Sometimes this leads to problems, as in the need to report a problem with spam classification, in Blogger Help Forum: Something Is Broken
Other people will want to know why, after renaming their blog, all the search engine references now point to a dead URL. Still others may want to rename specific posts, and yet have the post URLs match the new titles.
Blog URLs, and Post URLs, are complex details, for Blogger blogs. By default, both are managed for you. Not everybody understands how to manage blog and post URLs, when necessary.
Not every blog owner understands that ones readers are not possessions, to be manipulated at will.
Spammers would appreciate the ability to use Blogger blogs as starting points.
Many spammers would love to use various Blogger blogs as gateways, redirecting their readers either to other Blogger blogs, or to non Google controlled websites. In order to discourage spamming activity, neither type of redirect is permitted, by the Blogger spam classifier.
Even if automated redirection was permitted, many redirection techniques may not work for everybody. Modern browsers, designed to prevent abusive activity like hacking and spamming, may have filters which explicitly block DNS settings, and scripts, designed to redirect traffic from one website to another.
If you migrate a blog, then redirect, you may not see consistent results.

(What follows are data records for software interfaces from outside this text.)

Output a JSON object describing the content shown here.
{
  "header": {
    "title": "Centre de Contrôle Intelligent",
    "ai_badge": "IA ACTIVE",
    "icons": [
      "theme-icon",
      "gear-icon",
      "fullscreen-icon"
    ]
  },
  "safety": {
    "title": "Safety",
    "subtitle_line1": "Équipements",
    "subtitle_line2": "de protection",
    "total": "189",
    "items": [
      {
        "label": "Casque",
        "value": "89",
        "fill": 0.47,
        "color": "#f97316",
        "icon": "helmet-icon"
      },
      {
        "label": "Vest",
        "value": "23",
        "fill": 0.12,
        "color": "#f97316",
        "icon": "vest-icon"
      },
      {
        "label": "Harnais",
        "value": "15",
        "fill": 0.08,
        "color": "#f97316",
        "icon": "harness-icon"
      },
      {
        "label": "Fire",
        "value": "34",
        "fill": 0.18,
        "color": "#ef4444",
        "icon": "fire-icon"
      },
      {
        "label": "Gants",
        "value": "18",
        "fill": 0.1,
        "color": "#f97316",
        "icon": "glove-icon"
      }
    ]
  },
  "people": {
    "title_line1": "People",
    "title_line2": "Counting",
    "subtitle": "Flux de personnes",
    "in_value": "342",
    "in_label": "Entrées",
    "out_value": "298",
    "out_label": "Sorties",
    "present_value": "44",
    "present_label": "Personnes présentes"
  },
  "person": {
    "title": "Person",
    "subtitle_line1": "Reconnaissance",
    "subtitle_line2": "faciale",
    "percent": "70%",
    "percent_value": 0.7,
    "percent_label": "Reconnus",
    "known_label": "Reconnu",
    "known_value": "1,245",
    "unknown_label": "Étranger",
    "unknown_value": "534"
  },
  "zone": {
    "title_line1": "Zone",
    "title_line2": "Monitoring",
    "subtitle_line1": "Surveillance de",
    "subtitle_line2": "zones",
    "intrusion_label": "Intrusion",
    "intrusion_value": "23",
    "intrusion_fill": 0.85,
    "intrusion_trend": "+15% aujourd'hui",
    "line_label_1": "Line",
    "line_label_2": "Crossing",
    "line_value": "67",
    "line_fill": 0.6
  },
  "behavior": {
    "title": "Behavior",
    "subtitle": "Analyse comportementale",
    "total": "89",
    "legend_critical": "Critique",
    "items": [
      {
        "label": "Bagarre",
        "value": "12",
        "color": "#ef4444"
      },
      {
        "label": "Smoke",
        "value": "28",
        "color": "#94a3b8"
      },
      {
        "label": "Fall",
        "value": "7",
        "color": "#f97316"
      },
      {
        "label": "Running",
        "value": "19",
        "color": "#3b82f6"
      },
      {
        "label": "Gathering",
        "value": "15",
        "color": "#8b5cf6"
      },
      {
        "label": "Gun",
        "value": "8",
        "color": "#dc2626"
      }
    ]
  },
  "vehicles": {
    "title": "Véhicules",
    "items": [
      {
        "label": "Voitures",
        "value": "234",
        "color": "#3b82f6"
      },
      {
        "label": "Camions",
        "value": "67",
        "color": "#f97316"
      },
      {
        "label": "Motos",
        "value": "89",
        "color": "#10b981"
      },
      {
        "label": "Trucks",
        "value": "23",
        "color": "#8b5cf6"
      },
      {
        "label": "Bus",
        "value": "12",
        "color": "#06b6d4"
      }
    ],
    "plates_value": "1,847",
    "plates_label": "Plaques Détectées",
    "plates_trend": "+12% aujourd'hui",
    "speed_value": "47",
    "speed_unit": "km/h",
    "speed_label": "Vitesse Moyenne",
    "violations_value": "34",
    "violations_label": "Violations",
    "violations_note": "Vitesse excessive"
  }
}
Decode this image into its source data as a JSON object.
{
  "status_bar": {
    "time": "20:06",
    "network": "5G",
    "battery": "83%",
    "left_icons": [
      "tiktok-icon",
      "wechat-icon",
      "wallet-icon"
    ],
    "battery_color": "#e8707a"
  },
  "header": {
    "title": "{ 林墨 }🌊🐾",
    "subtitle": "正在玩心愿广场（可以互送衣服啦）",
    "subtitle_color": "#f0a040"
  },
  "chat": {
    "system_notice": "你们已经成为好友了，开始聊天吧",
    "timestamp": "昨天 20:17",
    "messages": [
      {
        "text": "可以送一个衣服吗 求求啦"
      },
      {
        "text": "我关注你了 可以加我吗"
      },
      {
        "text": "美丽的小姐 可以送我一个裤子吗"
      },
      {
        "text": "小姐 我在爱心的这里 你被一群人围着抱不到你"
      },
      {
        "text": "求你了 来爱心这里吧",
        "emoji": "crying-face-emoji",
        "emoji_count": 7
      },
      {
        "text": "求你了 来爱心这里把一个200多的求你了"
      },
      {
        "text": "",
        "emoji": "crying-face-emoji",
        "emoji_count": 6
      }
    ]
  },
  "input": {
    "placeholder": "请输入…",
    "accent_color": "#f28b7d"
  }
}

If you design your URL migration strategy to require automated redirection - and even if Blogger / Google does not delete the blog for abusive technique - you may still not see a consistent transfer of existing traffic, to your new URL.
You can redirect a Blogger blog, to a non BlogSpot URL, using properly setup custom domain publishing - "CNAME" referral. That is the only valid way to redirect a BlogSpot URL, to a non BlogSpot URL. Any other method will eventually leave you posting, in Blogger Help Forum: Something Is Broken
Why was my blog just deleted, by Blogger?
If you migrate to a new BlogSpot URL, use a Welcome post in a stub blog.
If you rename your blog - and publish to a new BlogSpot URL, your only recourse is to publish a "stub" (empty) blog to the old URL, and visually redirect your readers.
This blog is now published as "blogger-status-for-real.blogspot.com". Please update your bookmarks.
Blogger does not offer ".htaccess" features, such as redirection.
One disappointment, experienced by non Blogger webmasters, is the lack of ".htaccess" based redirection. You do not have access to the "blogspot.com" root folder - and you cannot use ".htaccess" based redirection.
You can redirect the feed - after you setup a new feed.
You can, if you wish, redirect the blog feed, after renaming the blog - but this should be done only when necessary.
There are several specific cases where the blog feed should not be redirected.
Custom redirects does not provide BlogSpot to BlogSpot redirection.
Blogger recently provided us the option to redirect traffic from one blog post to another - but the syntax used by the custom redirects wizard explicitly prevents redirection outside the base blog URL. That said, we have seen some imaginative redirections, between different URLs in the same blog.
Use of the custom redirect feature can generate interesting problems, not all of which can be prevented, easily. You can redirect some URLs - but you need to understand what you can, and cannot do - and why you cannot do everything that you would like.